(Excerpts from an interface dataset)
§ §
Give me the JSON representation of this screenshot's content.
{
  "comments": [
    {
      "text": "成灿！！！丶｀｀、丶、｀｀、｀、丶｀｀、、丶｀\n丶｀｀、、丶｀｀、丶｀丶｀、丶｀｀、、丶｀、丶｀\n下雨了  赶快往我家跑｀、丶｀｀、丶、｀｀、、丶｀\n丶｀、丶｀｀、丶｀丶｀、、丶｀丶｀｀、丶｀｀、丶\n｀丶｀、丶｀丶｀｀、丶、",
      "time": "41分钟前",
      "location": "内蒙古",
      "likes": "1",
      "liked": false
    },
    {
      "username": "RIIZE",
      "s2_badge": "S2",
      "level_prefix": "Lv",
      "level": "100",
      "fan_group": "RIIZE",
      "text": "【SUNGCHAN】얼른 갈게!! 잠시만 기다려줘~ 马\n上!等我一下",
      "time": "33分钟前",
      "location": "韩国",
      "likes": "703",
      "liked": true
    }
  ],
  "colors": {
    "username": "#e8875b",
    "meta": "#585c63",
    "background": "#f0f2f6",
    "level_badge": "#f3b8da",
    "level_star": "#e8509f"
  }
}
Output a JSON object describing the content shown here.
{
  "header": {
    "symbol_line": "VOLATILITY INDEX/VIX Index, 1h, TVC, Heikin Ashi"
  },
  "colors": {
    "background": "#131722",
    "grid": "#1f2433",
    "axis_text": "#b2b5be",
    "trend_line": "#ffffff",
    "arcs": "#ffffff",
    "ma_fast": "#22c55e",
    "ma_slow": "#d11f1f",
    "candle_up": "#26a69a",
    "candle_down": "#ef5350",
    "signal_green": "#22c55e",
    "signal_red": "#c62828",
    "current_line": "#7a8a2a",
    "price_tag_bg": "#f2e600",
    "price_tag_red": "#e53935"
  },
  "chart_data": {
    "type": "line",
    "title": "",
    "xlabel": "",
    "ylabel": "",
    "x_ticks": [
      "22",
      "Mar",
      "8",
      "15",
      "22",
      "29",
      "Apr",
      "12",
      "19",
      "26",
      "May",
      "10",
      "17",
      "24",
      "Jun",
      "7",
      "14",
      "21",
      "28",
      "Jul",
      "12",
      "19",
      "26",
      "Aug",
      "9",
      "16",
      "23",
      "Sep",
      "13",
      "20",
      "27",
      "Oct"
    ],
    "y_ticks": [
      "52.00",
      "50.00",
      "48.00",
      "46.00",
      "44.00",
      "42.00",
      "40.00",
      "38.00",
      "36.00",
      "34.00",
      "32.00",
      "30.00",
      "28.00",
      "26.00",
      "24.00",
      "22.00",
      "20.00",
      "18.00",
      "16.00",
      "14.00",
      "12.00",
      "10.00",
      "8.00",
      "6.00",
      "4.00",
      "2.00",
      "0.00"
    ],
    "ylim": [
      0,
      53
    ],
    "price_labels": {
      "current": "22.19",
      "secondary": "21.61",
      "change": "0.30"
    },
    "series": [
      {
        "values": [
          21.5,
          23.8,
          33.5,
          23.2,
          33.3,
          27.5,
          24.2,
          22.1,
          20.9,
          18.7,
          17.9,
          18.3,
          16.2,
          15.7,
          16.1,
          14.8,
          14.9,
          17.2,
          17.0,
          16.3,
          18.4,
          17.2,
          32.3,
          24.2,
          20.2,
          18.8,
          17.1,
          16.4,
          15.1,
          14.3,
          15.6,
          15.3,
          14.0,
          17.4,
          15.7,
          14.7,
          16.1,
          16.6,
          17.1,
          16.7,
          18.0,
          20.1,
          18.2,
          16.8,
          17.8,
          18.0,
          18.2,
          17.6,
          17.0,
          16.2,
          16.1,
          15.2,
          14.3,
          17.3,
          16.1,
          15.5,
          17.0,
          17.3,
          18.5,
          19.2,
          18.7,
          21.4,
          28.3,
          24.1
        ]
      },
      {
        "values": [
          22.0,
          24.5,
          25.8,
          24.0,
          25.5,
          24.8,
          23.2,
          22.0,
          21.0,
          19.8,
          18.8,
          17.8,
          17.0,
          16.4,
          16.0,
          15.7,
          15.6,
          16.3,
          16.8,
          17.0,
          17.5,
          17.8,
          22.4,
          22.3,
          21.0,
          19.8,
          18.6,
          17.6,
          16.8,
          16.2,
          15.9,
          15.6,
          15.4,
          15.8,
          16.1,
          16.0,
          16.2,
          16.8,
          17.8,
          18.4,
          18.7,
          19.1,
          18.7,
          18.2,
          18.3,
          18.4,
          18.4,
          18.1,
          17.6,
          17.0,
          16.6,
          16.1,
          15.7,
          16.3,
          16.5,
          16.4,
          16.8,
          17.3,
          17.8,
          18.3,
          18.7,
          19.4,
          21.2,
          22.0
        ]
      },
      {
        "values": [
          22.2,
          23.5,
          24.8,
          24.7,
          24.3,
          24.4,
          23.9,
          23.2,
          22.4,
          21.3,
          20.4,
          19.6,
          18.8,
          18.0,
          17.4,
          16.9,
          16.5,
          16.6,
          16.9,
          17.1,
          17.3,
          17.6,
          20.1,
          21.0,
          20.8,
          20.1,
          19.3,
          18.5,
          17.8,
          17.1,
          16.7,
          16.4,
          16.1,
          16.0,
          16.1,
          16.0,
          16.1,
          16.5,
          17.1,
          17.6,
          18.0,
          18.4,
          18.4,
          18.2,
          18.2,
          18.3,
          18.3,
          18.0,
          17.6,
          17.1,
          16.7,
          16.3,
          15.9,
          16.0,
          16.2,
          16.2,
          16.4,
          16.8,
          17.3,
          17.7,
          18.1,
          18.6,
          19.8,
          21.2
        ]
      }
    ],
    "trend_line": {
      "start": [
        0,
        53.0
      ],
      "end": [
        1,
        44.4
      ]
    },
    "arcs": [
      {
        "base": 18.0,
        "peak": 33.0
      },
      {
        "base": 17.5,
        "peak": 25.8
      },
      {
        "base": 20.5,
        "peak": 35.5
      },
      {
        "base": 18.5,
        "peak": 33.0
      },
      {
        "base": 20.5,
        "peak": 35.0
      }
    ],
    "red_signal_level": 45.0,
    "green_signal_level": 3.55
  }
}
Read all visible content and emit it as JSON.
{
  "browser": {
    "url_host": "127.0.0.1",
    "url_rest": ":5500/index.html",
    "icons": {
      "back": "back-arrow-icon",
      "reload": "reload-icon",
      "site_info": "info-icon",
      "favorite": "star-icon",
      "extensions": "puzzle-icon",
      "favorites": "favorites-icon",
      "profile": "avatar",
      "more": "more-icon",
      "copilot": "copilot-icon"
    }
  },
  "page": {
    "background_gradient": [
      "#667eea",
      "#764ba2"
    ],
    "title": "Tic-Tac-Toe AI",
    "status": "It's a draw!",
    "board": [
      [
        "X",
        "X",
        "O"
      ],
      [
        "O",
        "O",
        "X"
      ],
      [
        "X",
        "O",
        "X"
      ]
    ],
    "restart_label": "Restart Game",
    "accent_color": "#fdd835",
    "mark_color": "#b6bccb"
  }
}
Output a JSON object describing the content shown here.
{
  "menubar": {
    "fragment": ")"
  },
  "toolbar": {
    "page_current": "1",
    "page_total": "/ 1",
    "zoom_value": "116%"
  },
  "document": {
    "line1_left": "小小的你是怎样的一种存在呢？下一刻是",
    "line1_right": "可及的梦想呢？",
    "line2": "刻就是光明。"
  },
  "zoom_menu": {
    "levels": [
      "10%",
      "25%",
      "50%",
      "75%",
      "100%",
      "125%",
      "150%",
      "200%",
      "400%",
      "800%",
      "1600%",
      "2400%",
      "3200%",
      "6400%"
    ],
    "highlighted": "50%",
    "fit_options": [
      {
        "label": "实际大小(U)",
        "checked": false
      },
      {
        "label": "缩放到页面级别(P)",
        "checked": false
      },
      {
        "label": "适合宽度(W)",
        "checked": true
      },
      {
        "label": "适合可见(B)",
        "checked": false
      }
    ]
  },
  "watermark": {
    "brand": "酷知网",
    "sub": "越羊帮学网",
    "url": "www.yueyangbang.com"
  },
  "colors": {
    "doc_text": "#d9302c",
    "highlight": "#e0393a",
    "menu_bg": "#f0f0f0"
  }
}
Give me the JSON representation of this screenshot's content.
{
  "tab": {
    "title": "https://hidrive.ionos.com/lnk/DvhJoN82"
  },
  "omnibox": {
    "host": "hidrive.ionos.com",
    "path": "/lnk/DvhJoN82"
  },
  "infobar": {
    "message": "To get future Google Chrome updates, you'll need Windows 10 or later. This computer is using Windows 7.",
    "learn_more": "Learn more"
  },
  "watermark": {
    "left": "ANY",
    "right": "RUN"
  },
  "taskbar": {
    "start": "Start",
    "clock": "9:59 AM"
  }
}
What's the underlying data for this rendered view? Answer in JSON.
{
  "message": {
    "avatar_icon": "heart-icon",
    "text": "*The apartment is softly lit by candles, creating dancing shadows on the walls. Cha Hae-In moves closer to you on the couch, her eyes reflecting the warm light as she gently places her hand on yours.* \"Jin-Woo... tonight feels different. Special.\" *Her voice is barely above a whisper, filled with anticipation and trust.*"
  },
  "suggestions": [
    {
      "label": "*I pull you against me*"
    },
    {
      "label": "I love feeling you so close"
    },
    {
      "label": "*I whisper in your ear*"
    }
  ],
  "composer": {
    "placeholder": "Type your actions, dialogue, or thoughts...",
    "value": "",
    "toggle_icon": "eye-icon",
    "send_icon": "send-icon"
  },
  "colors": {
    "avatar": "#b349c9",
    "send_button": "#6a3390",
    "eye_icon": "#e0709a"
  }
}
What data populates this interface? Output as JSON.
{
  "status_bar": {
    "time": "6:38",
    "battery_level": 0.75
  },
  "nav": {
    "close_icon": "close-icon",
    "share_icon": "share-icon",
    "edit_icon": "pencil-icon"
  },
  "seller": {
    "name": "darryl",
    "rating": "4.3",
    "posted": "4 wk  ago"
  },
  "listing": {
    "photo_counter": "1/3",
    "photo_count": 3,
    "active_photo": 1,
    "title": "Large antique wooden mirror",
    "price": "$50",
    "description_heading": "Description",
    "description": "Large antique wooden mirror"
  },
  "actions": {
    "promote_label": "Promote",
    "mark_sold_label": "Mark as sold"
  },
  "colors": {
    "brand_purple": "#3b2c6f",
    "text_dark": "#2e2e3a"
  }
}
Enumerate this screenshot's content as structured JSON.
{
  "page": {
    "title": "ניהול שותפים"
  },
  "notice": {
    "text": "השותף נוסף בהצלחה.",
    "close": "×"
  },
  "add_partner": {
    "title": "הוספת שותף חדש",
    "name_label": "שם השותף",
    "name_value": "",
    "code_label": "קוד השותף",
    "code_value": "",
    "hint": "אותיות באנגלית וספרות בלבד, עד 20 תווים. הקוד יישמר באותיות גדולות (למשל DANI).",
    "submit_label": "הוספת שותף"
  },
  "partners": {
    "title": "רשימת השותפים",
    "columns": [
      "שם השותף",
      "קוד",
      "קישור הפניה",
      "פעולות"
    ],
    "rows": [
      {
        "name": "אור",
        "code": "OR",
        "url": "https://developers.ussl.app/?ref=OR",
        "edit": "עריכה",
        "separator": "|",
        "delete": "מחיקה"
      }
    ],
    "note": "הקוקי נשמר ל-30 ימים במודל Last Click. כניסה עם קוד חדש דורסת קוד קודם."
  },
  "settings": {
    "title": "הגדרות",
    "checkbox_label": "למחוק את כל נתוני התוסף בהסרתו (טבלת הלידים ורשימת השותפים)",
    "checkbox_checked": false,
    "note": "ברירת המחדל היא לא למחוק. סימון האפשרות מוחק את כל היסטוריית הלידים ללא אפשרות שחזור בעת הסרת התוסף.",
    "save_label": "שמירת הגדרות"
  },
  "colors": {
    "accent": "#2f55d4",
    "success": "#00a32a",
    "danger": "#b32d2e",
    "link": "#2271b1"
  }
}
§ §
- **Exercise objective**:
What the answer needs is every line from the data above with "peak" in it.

- **Reply**:
        "peak": 33.0
        "peak": 25.8
        "peak": 35.5
        "peak": 33.0
        "peak": 35.0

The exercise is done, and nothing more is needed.